* _Instructions for the task_: In the records below, tally the lines that contain the word "вывоза" and give only that number.

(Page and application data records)
"""

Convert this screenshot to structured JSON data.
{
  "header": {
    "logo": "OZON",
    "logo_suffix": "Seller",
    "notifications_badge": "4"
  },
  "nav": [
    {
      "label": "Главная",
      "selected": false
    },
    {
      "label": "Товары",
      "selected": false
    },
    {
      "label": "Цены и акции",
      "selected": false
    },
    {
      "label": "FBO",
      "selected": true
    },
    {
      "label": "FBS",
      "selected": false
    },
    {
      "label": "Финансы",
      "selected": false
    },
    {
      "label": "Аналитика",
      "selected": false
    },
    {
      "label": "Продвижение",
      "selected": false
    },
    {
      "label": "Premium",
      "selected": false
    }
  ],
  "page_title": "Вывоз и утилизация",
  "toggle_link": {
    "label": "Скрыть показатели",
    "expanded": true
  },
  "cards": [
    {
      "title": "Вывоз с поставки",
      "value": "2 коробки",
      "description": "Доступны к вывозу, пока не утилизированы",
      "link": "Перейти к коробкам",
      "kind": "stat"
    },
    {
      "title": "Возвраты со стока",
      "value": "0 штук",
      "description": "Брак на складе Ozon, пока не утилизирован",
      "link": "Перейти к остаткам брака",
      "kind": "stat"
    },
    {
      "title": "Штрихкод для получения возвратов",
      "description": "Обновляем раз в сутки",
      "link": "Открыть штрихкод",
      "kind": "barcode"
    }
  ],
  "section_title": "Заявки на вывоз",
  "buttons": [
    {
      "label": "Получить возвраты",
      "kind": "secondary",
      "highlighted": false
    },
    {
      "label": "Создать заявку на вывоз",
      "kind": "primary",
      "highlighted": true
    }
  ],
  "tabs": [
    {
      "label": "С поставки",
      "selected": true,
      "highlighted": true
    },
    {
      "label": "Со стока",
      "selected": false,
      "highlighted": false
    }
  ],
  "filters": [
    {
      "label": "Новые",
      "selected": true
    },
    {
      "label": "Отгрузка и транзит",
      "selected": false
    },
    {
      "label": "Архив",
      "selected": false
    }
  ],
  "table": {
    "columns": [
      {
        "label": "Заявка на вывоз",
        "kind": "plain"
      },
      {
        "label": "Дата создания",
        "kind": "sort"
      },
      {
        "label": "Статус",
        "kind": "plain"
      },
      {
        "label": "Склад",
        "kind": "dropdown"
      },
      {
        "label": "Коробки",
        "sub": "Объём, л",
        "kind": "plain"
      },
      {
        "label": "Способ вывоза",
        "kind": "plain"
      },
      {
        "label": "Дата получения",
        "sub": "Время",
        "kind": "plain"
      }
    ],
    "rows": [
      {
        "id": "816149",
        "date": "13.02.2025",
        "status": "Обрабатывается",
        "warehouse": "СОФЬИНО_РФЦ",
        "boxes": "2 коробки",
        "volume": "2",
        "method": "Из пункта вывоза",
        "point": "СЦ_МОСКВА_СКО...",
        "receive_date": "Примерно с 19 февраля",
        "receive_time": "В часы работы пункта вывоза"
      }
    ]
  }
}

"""

* _Solution to this task_: 3